> [ACTIVITY]:
From the entries, copy every line that carries the string "description".

[Items from an interface collection]

=== Section Start ===

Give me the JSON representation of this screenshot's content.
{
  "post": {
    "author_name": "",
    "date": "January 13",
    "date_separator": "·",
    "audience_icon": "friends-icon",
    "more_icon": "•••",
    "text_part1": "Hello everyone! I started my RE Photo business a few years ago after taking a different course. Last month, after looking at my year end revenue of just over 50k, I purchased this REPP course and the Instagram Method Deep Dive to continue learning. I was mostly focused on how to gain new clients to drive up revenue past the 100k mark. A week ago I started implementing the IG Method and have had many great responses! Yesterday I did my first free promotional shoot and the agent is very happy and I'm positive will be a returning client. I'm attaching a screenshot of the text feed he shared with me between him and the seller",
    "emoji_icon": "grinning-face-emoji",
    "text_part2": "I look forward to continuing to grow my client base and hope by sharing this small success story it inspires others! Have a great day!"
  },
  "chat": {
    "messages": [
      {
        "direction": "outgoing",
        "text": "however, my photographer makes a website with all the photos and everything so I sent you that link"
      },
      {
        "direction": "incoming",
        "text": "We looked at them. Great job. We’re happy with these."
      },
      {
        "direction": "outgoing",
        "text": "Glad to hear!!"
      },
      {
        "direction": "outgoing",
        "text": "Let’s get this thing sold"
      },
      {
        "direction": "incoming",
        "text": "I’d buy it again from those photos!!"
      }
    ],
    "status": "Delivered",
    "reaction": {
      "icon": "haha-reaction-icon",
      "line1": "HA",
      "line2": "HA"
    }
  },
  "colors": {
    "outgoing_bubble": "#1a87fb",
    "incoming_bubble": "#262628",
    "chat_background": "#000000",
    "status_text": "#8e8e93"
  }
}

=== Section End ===
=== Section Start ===

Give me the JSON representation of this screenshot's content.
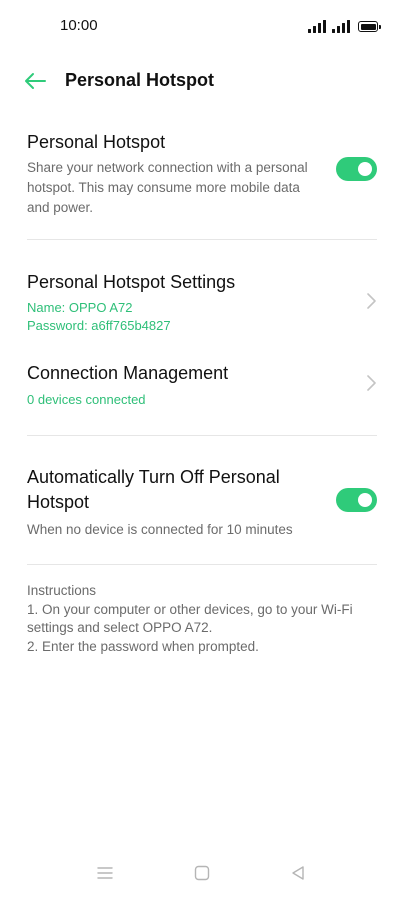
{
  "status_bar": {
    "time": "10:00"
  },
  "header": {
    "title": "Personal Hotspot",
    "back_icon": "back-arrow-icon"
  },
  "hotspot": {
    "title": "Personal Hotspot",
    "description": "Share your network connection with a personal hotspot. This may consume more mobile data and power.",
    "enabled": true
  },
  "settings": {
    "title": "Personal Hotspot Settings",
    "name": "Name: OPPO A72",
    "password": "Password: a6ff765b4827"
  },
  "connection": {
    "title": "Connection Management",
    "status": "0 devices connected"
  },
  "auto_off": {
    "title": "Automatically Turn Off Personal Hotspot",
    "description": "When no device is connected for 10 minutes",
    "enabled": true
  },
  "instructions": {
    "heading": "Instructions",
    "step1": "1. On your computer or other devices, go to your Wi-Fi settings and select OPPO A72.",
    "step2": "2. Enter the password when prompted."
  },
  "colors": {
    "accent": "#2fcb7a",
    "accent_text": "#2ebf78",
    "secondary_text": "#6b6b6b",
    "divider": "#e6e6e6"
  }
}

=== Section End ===

> [RESULT BELOW]:
    "description": "Share your network connection with a personal hotspot. This may consume more mobile data and power.",
    "description": "When no device is connected for 10 minutes",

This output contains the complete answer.